*Activity*. Lines with "없습니다": please show every one of them from the listing below.
>>>
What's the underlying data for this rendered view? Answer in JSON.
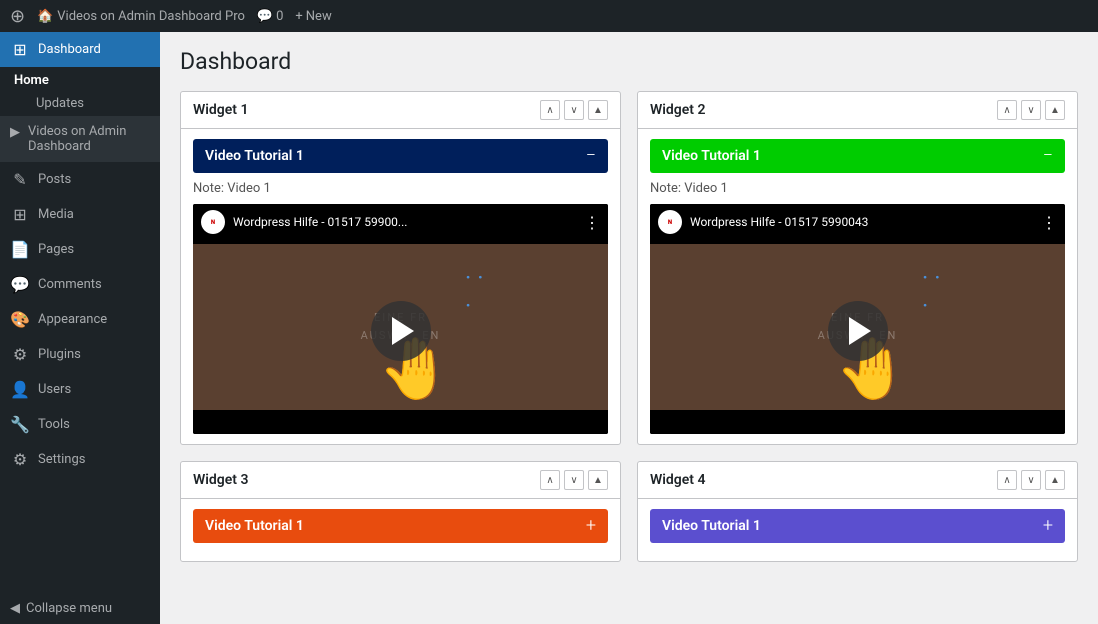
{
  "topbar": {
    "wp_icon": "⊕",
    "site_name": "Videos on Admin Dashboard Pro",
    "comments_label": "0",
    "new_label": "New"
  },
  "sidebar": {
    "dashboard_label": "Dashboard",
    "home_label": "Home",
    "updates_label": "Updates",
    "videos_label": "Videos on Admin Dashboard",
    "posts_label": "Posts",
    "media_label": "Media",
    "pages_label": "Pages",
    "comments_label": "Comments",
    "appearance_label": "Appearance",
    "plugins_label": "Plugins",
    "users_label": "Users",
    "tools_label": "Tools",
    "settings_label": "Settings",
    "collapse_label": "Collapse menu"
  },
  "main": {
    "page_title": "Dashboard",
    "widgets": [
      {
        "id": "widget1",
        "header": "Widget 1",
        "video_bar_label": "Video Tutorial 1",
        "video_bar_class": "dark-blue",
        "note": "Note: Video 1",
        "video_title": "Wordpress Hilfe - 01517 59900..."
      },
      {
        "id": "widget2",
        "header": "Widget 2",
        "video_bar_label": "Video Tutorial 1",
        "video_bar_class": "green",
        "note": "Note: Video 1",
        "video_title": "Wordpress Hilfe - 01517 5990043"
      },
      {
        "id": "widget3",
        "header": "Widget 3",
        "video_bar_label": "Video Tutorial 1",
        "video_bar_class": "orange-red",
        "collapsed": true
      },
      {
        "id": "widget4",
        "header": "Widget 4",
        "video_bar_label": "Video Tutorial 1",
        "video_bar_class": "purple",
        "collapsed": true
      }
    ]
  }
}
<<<
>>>
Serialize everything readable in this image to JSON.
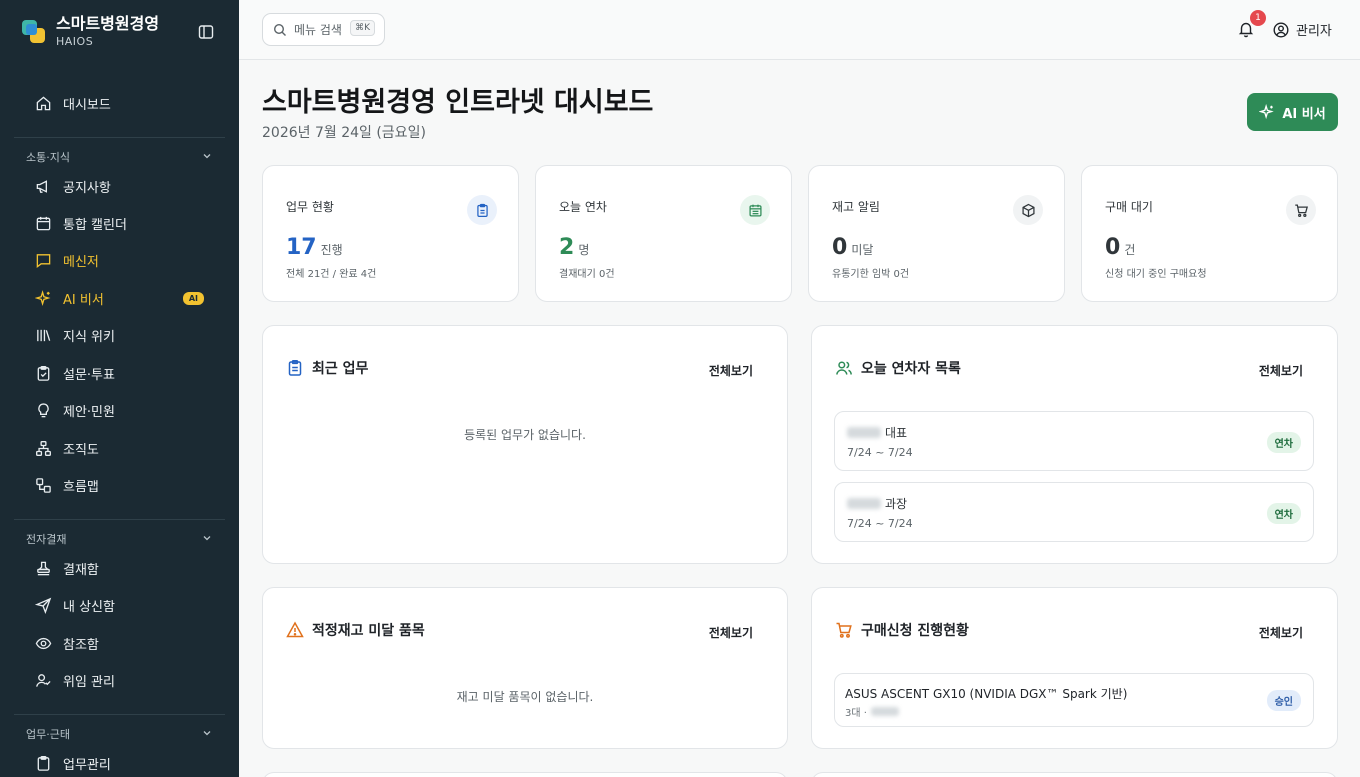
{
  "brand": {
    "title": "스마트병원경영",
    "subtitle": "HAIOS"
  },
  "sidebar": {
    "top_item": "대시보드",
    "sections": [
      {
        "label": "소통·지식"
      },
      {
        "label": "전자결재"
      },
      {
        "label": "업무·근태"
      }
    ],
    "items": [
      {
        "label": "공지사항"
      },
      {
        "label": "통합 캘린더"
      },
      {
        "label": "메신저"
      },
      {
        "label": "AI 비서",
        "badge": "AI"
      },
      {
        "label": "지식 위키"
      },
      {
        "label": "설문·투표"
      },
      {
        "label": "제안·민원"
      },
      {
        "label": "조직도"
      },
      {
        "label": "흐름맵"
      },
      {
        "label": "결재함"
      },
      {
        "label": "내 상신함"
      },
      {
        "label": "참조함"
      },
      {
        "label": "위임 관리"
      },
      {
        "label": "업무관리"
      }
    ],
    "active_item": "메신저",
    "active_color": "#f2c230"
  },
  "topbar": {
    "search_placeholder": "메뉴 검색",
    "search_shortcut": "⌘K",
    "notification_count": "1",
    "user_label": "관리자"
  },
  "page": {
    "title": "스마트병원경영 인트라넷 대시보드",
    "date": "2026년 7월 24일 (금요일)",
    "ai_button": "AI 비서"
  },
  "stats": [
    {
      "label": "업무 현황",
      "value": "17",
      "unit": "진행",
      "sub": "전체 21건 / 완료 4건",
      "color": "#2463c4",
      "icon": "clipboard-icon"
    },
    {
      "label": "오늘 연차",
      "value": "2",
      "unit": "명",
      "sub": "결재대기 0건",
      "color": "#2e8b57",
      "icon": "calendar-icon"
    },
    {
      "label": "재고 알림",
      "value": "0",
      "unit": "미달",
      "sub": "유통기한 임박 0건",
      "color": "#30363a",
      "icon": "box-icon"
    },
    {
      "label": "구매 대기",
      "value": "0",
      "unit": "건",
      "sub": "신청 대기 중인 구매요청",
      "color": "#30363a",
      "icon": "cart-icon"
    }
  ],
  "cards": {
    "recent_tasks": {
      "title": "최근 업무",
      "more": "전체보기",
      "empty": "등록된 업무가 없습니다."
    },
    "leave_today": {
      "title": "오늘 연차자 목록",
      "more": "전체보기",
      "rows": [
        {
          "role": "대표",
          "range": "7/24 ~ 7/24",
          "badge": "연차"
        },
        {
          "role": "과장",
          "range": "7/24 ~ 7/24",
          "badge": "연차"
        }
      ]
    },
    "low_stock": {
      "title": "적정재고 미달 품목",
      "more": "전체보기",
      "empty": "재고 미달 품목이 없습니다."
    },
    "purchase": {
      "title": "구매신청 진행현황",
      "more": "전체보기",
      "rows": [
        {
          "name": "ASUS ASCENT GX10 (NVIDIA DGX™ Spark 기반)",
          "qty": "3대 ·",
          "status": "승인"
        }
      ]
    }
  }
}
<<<
*Reply*.
      "empty": "등록된 업무가 없습니다."
      "empty": "재고 미달 품목이 없습니다."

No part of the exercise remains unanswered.